We searched the Cochrane Tobacco Addiction Group Specialized Register in April 2014, and searched MEDLINE, EMBASE, PsycINFO, and CINAHL Plus in May 2014.
We included randomized trials which compared an exercise programme alone, or an exercise programme as an adjunct to a cessation programme, with a cessation programme (which we considered the control in this review). Studies were required to recruit smokers or recent quitters and have a follow-up of six months or more. Studies that did not meet the full inclusion criteria because they only assessed the acute effects of exercise on smoking behaviour, or because the outcome was smoking reduction, are summarised but not formally included.
We extracted data on study characteristics and smoking outcomes. Because of differences between studies in the characteristics of the interventions used we summarized the results narratively, making no attempt at meta-analysis. We assessed risk of selection and attrition bias using standard methodological procedures expected by The Cochrane Collaboration.
We identified 20 trials with a total of 5,870 participants. The largest study was an internet trial with 2,318 participants, and eight trials had fewer than 30 people in each treatment arm. Studies varied in the timing and intensity of the smoking cessation and exercise programmes offered. Only one included study was judged to be at low risk of bias across all domains assessed. Four studies showed significantly higher abstinence rates in a physically active group versus a control group at end of treatment. One of these studies also showed a significant benefit for exercise versus control on abstinence at the three-month follow-up and a benefit for exercise of borderline significance (p = 0.05) at the 12-month follow-up. Another study reported significantly higher abstinence rates at six month follow-up for a combined exercise and smoking cessation programme compared with brief smoking cessation advice.
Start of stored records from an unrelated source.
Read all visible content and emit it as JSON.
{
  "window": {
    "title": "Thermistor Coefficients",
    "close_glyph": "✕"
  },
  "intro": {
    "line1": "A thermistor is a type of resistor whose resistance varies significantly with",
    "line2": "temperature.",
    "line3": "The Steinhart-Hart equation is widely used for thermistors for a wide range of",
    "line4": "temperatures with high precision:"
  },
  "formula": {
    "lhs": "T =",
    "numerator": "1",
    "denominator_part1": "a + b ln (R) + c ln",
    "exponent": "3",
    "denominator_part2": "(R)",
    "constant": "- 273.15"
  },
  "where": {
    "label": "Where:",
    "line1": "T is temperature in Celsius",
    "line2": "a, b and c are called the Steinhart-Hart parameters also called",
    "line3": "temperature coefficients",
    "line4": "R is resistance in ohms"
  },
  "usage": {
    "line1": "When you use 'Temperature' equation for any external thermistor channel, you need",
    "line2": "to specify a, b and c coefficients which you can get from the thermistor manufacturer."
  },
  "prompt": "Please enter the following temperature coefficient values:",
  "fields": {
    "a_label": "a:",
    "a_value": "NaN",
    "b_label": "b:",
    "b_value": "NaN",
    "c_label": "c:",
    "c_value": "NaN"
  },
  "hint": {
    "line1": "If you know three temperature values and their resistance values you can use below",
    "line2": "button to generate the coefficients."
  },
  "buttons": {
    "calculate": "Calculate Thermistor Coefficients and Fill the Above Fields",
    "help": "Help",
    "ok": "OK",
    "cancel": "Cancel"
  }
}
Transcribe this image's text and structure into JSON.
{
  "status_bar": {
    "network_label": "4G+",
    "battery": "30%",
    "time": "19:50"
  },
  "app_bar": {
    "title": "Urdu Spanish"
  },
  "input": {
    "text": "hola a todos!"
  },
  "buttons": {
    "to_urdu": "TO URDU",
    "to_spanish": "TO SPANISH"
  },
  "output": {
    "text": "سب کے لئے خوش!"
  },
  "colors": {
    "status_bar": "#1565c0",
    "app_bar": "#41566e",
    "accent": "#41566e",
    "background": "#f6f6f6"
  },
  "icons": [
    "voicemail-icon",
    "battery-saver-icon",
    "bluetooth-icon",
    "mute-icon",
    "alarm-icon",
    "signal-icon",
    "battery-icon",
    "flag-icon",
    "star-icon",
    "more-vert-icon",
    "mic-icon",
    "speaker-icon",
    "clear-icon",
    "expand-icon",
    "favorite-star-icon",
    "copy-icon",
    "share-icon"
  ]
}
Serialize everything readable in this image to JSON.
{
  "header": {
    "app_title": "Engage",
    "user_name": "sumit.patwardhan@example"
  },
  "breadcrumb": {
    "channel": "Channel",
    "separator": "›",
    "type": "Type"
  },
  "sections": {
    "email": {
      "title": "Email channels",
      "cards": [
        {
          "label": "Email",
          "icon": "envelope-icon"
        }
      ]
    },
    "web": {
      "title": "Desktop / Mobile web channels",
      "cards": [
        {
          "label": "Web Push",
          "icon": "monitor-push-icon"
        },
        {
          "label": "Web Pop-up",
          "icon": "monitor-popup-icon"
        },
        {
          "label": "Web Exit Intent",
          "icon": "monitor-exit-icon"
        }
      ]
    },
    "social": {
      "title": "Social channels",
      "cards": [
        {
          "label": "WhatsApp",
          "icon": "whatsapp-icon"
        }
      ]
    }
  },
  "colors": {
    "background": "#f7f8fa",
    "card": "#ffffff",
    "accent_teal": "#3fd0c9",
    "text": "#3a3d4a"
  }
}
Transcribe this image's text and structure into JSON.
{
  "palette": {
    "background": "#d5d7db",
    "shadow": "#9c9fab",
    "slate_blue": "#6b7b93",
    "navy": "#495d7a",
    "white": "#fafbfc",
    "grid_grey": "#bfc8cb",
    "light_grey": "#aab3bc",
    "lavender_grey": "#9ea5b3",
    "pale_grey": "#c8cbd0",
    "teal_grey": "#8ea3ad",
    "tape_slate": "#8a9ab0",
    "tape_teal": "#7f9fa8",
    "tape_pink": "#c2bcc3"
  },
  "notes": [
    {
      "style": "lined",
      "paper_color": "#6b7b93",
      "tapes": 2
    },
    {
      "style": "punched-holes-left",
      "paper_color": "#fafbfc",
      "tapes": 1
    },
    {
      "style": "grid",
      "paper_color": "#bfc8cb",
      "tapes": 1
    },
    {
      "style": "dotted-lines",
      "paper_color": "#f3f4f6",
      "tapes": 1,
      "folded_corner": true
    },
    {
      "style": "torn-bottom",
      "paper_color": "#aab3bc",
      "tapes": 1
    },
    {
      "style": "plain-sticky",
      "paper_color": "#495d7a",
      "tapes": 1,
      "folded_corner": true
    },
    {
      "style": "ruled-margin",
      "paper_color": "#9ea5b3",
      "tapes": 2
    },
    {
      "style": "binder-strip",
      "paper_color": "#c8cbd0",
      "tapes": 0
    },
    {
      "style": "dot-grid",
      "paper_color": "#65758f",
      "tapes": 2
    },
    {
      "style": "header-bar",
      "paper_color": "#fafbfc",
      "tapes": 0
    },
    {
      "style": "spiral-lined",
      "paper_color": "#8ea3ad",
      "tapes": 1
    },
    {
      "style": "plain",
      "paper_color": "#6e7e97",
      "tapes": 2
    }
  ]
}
One study showed significantly higher abstinence rates for the exercise group versus a control group at the three-month follow-up but not at the end of treatment or 12-month follow-up. The other studies showed no significant effect for exercise on abstinence.